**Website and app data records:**
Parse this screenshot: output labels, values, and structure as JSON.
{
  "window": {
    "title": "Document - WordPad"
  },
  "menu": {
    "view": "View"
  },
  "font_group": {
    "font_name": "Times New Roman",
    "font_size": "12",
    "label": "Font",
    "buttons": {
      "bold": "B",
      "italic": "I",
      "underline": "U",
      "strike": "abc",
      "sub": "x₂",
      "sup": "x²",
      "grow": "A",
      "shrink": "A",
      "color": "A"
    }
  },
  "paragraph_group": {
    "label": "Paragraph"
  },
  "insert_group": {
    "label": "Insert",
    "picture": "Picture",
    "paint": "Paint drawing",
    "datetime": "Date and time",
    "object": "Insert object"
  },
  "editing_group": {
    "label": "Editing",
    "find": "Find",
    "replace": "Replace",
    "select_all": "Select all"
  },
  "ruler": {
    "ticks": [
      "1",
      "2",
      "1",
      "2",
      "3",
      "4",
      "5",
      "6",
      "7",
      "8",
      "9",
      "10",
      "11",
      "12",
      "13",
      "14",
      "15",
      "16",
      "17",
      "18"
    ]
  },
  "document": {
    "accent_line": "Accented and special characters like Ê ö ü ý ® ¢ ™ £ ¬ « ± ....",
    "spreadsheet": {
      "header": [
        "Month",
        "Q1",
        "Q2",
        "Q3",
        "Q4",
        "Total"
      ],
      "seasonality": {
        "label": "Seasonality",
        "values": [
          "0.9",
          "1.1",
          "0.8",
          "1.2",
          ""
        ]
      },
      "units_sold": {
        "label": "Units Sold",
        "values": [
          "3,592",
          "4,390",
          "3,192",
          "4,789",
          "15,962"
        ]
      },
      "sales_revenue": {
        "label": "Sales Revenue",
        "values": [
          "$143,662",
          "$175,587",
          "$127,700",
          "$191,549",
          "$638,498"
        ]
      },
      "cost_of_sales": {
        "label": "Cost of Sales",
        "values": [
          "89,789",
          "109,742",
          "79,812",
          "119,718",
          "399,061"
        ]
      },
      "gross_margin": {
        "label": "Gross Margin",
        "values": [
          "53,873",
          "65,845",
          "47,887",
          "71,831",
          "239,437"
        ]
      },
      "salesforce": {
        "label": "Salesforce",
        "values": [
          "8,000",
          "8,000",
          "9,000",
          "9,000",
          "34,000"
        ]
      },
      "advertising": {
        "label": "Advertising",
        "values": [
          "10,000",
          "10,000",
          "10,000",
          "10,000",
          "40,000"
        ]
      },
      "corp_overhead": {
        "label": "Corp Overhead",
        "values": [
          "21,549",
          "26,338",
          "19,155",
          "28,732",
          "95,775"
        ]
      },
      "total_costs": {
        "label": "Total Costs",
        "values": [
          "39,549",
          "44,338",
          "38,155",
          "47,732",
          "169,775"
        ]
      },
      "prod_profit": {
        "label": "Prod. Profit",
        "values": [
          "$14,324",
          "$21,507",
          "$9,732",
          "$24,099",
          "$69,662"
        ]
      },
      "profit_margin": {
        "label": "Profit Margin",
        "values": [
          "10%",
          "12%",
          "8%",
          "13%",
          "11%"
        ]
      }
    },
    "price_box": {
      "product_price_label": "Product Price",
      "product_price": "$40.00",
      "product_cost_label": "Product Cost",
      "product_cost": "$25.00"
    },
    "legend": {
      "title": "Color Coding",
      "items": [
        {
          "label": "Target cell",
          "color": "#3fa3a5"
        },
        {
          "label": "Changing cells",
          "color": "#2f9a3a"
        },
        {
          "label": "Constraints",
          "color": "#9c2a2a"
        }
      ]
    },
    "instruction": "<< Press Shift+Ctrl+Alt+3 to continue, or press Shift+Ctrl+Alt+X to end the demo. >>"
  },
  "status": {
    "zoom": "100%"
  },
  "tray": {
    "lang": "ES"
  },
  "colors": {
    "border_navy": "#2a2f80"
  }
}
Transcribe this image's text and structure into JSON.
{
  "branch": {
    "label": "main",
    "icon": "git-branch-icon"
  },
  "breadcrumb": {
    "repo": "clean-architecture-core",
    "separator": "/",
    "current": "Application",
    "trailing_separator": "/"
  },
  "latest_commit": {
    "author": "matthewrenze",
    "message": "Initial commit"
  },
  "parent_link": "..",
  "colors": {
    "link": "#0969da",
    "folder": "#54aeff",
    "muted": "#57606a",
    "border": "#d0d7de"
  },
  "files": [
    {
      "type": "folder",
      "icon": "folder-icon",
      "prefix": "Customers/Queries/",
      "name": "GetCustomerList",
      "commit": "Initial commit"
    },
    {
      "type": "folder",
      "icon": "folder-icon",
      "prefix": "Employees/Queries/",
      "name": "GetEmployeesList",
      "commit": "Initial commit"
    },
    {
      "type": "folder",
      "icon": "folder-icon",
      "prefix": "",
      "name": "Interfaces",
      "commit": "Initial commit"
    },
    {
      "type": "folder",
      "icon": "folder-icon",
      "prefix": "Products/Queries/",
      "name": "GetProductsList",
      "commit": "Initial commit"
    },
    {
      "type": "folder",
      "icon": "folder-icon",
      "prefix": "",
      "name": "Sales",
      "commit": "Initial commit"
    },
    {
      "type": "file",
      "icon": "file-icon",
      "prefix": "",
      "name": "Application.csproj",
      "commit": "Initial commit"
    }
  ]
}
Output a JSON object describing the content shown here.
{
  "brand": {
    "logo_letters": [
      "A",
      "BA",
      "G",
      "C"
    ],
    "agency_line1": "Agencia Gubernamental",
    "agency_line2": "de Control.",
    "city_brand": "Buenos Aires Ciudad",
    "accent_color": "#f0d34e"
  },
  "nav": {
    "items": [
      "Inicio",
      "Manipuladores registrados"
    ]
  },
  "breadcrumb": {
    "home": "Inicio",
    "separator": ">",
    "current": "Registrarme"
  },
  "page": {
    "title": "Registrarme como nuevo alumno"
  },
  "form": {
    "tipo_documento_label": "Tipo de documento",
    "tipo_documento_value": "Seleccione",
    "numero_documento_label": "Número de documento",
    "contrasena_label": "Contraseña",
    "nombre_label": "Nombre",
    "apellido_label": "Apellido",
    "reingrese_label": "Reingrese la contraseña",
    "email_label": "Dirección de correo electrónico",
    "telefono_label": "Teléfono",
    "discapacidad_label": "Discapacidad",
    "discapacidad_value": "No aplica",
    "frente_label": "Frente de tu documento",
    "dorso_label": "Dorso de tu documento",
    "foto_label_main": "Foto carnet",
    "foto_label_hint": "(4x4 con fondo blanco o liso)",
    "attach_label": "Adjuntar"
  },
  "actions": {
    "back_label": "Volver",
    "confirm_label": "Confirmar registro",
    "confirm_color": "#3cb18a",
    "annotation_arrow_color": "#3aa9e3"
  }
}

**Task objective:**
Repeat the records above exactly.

**Reply:**
Parse this screenshot: output labels, values, and structure as JSON.
{
  "window": {
    "title": "Document - WordPad"
  },
  "menu": {
    "view": "View"
  },
  "font_group": {
    "font_name": "Times New Roman",
    "font_size": "12",
    "label": "Font",
    "buttons": {
      "bold": "B",
      "italic": "I",
      "underline": "U",
      "strike": "abc",
      "sub": "x₂",
      "sup": "x²",
      "grow": "A",
      "shrink": "A",
      "color": "A"
    }
  },
  "paragraph_group": {
    "label": "Paragraph"
  },
  "insert_group": {
    "label": "Insert",
    "picture": "Picture",
    "paint": "Paint drawing",
    "datetime": "Date and time",
    "object": "Insert object"
  },
  "editing_group": {
    "label": "Editing",
    "find": "Find",
    "replace": "Replace",
    "select_all": "Select all"
  },
  "ruler": {
    "ticks": [
      "1",
      "2",
      "1",
      "2",
      "3",
      "4",
      "5",
      "6",
      "7",
      "8",
      "9",
      "10",
      "11",
      "12",
      "13",
      "14",
      "15",
      "16",
      "17",
      "18"
    ]
  },
  "document": {
    "accent_line": "Accented and special characters like Ê ö ü ý ® ¢ ™ £ ¬ « ± ....",
    "spreadsheet": {
      "header": [
        "Month",
        "Q1",
        "Q2",
        "Q3",
        "Q4",
        "Total"
      ],
      "seasonality": {
        "label": "Seasonality",
        "values": [
          "0.9",
          "1.1",
          "0.8",
          "1.2",
          ""
        ]
      },
      "units_sold": {
        "label": "Units Sold",
        "values": [
          "3,592",
          "4,390",
          "3,192",
          "4,789",
          "15,962"
        ]
      },
      "sales_revenue": {
        "label": "Sales Revenue",
        "values": [
          "$143,662",
          "$175,587",
          "$127,700",
          "$191,549",
          "$638,498"
        ]
      },
      "cost_of_sales": {
        "label": "Cost of Sales",
        "values": [
          "89,789",
          "109,742",
          "79,812",
          "119,718",
          "399,061"
        ]
      },
      "gross_margin": {
        "label": "Gross Margin",
        "values": [
          "53,873",
          "65,845",
          "47,887",
          "71,831",
          "239,437"
        ]
      },
      "salesforce": {
        "label": "Salesforce",
        "values": [
          "8,000",
          "8,000",
          "9,000",
          "9,000",
          "34,000"
        ]
      },
      "advertising": {
        "label": "Advertising",
        "values": [
          "10,000",
          "10,000",
          "10,000",
          "10,000",
          "40,000"
        ]
      },
      "corp_overhead": {
        "label": "Corp Overhead",
        "values": [
          "21,549",
          "26,338",
          "19,155",
          "28,732",
          "95,775"
        ]
      },
      "total_costs": {
        "label": "Total Costs",
        "values": [
          "39,549",
          "44,338",
          "38,155",
          "47,732",
          "169,775"
        ]
      },
      "prod_profit": {
        "label": "Prod. Profit",
        "values": [
          "$14,324",
          "$21,507",
          "$9,732",
          "$24,099",
          "$69,662"
        ]
      },
      "profit_margin": {
        "label": "Profit Margin",
        "values": [
          "10%",
          "12%",
          "8%",
          "13%",
          "11%"
        ]
      }
    },
    "price_box": {
      "product_price_label": "Product Price",
      "product_price": "$40.00",
      "product_cost_label": "Product Cost",
      "product_cost": "$25.00"
    },
    "legend": {
      "title": "Color Coding",
      "items": [
        {
          "label": "Target cell",
          "color": "#3fa3a5"
        },
        {
          "label": "Changing cells",
          "color": "#2f9a3a"
        },
        {
          "label": "Constraints",
          "color": "#9c2a2a"
        }
      ]
    },
    "instruction": "<< Press Shift+Ctrl+Alt+3 to continue, or press Shift+Ctrl+Alt+X to end the demo. >>"
  },
  "status": {
    "zoom": "100%"
  },
  "tray": {
    "lang": "ES"
  },
  "colors": {
    "border_navy": "#2a2f80"
  }
}
Transcribe this image's text and structure into JSON.
{
  "branch": {
    "label": "main",
    "icon": "git-branch-icon"
  },
  "breadcrumb": {
    "repo": "clean-architecture-core",
    "separator": "/",
    "current": "Application",
    "trailing_separator": "/"
  },
  "latest_commit": {
    "author": "matthewrenze",
    "message": "Initial commit"
  },
  "parent_link": "..",
  "colors": {
    "link": "#0969da",
    "folder": "#54aeff",
    "muted": "#57606a",
    "border": "#d0d7de"
  },
  "files": [
    {
      "type": "folder",
      "icon": "folder-icon",
      "prefix": "Customers/Queries/",
      "name": "GetCustomerList",
      "commit": "Initial commit"
    },
    {
      "type": "folder",
      "icon": "folder-icon",
      "prefix": "Employees/Queries/",
      "name": "GetEmployeesList",
      "commit": "Initial commit"
    },
    {
      "type": "folder",
      "icon": "folder-icon",
      "prefix": "",
      "name": "Interfaces",
      "commit": "Initial commit"
    },
    {
      "type": "folder",
      "icon": "folder-icon",
      "prefix": "Products/Queries/",
      "name": "GetProductsList",
      "commit": "Initial commit"
    },
    {
      "type": "folder",
      "icon": "folder-icon",
      "prefix": "",
      "name": "Sales",
      "commit": "Initial commit"
    },
    {
      "type": "file",
      "icon": "file-icon",
      "prefix": "",
      "name": "Application.csproj",
      "commit": "Initial commit"
    }
  ]
}
Output a JSON object describing the content shown here.
{
  "brand": {
    "logo_letters": [
      "A",
      "BA",
      "G",
      "C"
    ],
    "agency_line1": "Agencia Gubernamental",
    "agency_line2": "de Control.",
    "city_brand": "Buenos Aires Ciudad",
    "accent_color": "#f0d34e"
  },
  "nav": {
    "items": [
      "Inicio",
      "Manipuladores registrados"
    ]
  },
  "breadcrumb": {
    "home": "Inicio",
    "separator": ">",
    "current": "Registrarme"
  },
  "page": {
    "title": "Registrarme como nuevo alumno"
  },
  "form": {
    "tipo_documento_label": "Tipo de documento",
    "tipo_documento_value": "Seleccione",
    "numero_documento_label": "Número de documento",
    "contrasena_label": "Contraseña",
    "nombre_label": "Nombre",
    "apellido_label": "Apellido",
    "reingrese_label": "Reingrese la contraseña",
    "email_label": "Dirección de correo electrónico",
    "telefono_label": "Teléfono",
    "discapacidad_label": "Discapacidad",
    "discapacidad_value": "No aplica",
    "frente_label": "Frente de tu documento",
    "dorso_label": "Dorso de tu documento",
    "foto_label_main": "Foto carnet",
    "foto_label_hint": "(4x4 con fondo blanco o liso)",
    "attach_label": "Adjuntar"
  },
  "actions": {
    "back_label": "Volver",
    "confirm_label": "Confirmar registro",
    "confirm_color": "#3cb18a",
    "annotation_arrow_color": "#3aa9e3"
  }
}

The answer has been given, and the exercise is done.